Lack of hip mobility, weakness, or poor movement coordination can also result in injuries to the spine - especially during flexion activities such as squatting. For instance, squatting deeper than your available hip flexion range of motion allows is a common mechanism for low back injuries such as muscle strains and disc herniations.

Understanding The Human Body as an Integrated Kinetic Chain - Part 1 The Spine

The spine and the pelvis are commonly referred to as “the core” because they are essentially the anchor for your entire body. Low back and neck pain are among the most common and debilitating injuries in our society, and so it’s imperative that we address the underlying pathology. Furthermore, if the anchor of the system is unstable, then a cascade of injury to the extremities is likely to follow. For example, elbow injuries in baseball pitchers have been linked to poor balance and core instability. https://www.jospt.org/doi/full/10.2519/jospt.2013.4680.

If you imagine the spine like a stack of blocks, there are small stabilizing muscles called multifidi that connect each block to the one directly above it. These muscles work to control movement of each segment relative to others and protect the disks, nerve roots, and ligaments around each vertebrae. Larger muscles span multiple segments of the spinal column and attach the top vertebrae to the bottom vertebrae, but may bypass the segments in between. In a healthy system, the smaller and larger muscles work together to provide stability and mobility to the spinal column. Structural injury and pain arise when the smaller stabilizers are over powered by the larger muscles - essentially resulting in shearing of all the structures in the middle when the larger muscles pull on the top and bottom vertebrae. Addressing this muscle imbalance is the first step to laying the foundation for a strong core.

The Fundamentals of Injury Prevention

The first step to preventing injuries is to understand what causes them. Your body is a well oiled machine that requires all parts to work together at the right time in order to move efficiently and safely. 

First, you must have the necessary RANGE OF MOTION available at all joints involved to perform the movement correctly. For example, in order to perform a common body weight squat, you must have enough mobility in your ankles, knees, hips, and spine. Stiffness in one joint can result in compensatory stress and potential injury to the surrounding joints. For instance, lack of mobility at the ankle or the hip are common causes of many knee injuries because the knee is located in between both joints.

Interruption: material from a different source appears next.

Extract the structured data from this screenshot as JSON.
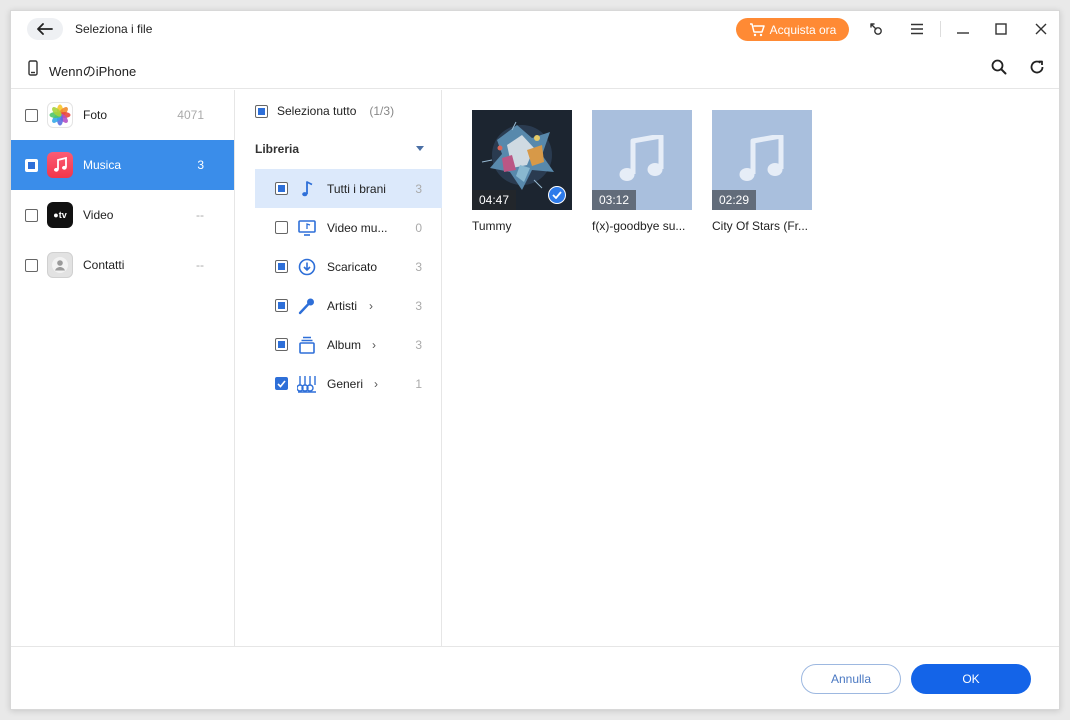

On the flip side, too much mobility leads to instability - which brings us to the next two components of the body system.

Second, you must have the muscle STRENGTH to execute the movement. In terms of our squat example - your glutes, hamstrings, quads, and calves (among other muscles) must all do their part to support the skeletal system and move the joints. Weakness in one area can result in compensatory overuse of another muscle group, or overload to the passive structures like the bone, cartilage, or ligaments.

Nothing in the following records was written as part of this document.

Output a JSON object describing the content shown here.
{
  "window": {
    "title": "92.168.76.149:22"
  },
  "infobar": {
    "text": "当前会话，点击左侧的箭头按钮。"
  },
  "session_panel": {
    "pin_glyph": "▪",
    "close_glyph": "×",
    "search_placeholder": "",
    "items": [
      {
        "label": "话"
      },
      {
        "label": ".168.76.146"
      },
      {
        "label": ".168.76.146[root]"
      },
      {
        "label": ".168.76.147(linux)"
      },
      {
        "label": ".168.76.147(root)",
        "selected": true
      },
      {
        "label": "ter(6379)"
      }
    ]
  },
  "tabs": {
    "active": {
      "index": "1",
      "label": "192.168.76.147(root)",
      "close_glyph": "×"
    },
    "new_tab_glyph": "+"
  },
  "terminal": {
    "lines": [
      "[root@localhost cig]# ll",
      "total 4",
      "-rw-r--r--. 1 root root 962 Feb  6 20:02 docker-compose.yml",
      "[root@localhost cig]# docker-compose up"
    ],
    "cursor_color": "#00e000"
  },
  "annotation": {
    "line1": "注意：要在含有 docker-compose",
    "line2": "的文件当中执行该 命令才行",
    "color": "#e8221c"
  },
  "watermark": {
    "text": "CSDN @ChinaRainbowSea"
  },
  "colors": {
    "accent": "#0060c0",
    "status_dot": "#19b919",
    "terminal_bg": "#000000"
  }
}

The third component of the body system is MOVEMENT COORDINATION - or your body’s ability to control motion and use the right muscles at the right time to perform the movement efficiently and safely.  Much like an orchestra, you may have all the pieces to play a beautiful symphony, but the music won’t sound good if the conductor is off. Instead of a conductor, your body has a system in place called PROPRIOCEPTION which is essentially a feedback mechanism in your muscles and joints that tells your body where it is in space. You can train this system by working on performing each movement correctly so that your muscles and joints learn how to move in a stable way within the available range of motion. 

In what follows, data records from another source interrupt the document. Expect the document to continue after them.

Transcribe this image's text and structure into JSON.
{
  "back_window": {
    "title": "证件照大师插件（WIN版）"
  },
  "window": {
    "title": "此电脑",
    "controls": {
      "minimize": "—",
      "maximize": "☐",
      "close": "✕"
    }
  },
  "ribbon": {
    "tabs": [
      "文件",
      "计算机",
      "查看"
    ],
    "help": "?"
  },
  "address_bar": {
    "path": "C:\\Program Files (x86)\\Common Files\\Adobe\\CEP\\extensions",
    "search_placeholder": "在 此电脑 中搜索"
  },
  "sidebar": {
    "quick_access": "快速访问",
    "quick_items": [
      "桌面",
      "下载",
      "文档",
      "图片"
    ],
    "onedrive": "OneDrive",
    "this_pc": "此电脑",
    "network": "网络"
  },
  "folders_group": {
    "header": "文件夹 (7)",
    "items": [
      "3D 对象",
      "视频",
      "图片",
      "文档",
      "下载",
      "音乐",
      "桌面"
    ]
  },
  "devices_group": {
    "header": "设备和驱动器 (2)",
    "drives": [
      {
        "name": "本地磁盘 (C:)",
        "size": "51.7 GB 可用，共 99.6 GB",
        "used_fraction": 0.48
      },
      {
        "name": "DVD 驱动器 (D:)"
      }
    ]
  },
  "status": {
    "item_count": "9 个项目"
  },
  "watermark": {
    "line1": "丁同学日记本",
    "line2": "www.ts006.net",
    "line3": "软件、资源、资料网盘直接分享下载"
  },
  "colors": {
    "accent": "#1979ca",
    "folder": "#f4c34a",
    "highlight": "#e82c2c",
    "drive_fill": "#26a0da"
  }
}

Finally, your body needs time to RECOVER in between training sessions. Even if your mechanics are perfect, the tissues need time to regenerate and there is no substitute for adequate rest.

Now that you understand the framework of the body system and the fundamentals of injury prevention - lets get started!